Global – The following article is based on the latest Ferrous World Mirror produced by the BIR world recycling organisation for the benefit of its members.
Not least as a result of the ‘highly volatile’ rupee, ferrous scrap imports into India were slashed to 1.3 million tonnes in this year’s April-June quarter after having totalled 6.9 million tonnes in the previous 12 months – equivalent to a decline of almost 25% on an annualised basis. In addition to currency concerns, the country’s scrap consumers are also faced with ‘import duties on scrap, poor domestic demand for finished steel and a slugging economy overall’.
Elsewhere in Asia, China bought several deep-sea cargoes of shredded scrap over a month ago ‘but has been quiet since then’. Taiwan has discontinued its deep-sea scrap buying in recent weeks but containerised purchases ‘continue to be active’. Buyers in Malaysia and Vietnam have been reasonably prominent, but those in Thailand and Indonesia have been showing little interest.
In Japan, meanwhile, mills have been struggling to reflect all scrap price increases in their own finished product values.
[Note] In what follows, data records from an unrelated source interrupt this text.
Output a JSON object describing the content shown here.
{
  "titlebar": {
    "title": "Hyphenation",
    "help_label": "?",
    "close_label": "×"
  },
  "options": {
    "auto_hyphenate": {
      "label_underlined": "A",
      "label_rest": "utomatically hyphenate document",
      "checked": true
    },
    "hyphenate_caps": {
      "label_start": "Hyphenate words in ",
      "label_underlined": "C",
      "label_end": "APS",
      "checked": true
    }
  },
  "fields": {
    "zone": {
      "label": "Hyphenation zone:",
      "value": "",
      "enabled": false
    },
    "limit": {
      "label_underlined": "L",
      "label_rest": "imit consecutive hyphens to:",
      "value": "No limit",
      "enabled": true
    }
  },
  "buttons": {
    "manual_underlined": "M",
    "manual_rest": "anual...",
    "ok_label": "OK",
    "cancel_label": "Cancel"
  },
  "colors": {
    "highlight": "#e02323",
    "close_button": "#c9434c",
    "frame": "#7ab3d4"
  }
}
Current trade opinion in the USA expects October pricing to be ‘sideways or lower’.
Across in Europe, the market is said to be ‘following the familiar pattern of small peaks and troughs seen over the last 18 months or so’. For Europe’s scrap operators, competition for raw material remains fierce, with volumes reportedly 50% below the norm in some areas. However, any scrap price reductions in October ‘may be short-lived’, it is believed, and the general outlook is for an improvement in the final quarter.
In Russia, the larger scrap operators appear to have accumulated winter stock already ‘and so no increase in demand is expected in the coming months’. Meanwhile, the country’s export duties on scrap are scheduled to be cut by 2.5% from October 3 as part of its World Trade Organization commitments.
Meanwhile, domestic stocks of scrap were so low in September that some mills in Ukraine had ‘only enough for a few days of operation’, prompting them to raise their prices by US$ 12 per tonne in order to attract more material.
Based on an extrapolation of eight months of World Steel Association data, the world is on course to produce 67 million tonnes more raw steel and 55 million tonnes more iron in 2013 when compared to 2012, while apparent consumption of purchased scrap is on track to increase by 12 million tonnes.
According to the latest ‘World Steel Recycling in Figures’ update from the BIR Ferrous Division, China’s usage of steel scrap in its production of crude steel jumped 5.1% to 43.4 million tonnes in the first half of this year although its imports fell 8.5% to 2.56 million tonnes. Also, steel scrap consumption in South Korea climbed 1.5% to 16.6 million tonnes in January-June this year despite a 5.3% drop in the country’s crude steel production.
Generally, however, the opening half-year of 2013 saw reductions in steel scrap usage across most of the leading consuming nations. The 7.8% decline in the EU-27 gave a total of 46.1 million tonnes while the USA reported a drop of 8.7% to 26.1 million tonnes. Consumption ebbed too in Turkey (-7.9% to 15.1 million tonnes), Russia (-12.9% to 8.3 million tonnes) and Japan (-2% to 18.6 million tonnes), although Japanese crude steel production actually climbed 1.2% over the same period.
Exporters were particularly hard hit by the steel scrap consumption decline in Turkey as the world’s leading importer slashed its overseas purchases by 18.2% in January-June this year to 9.273 million tonnes. But India’s imports tumbled by an even more dramatic 19.4% to 3.457 million tonnes.
The USA easily maintained its position as the world’s leading exporter of steel scrap despite its overseas shipments dropping 12% to 9.922 million tonnes in the first half of 2013. EU exports fell even more sharply – by 21.5% to 8.145 million tonnes.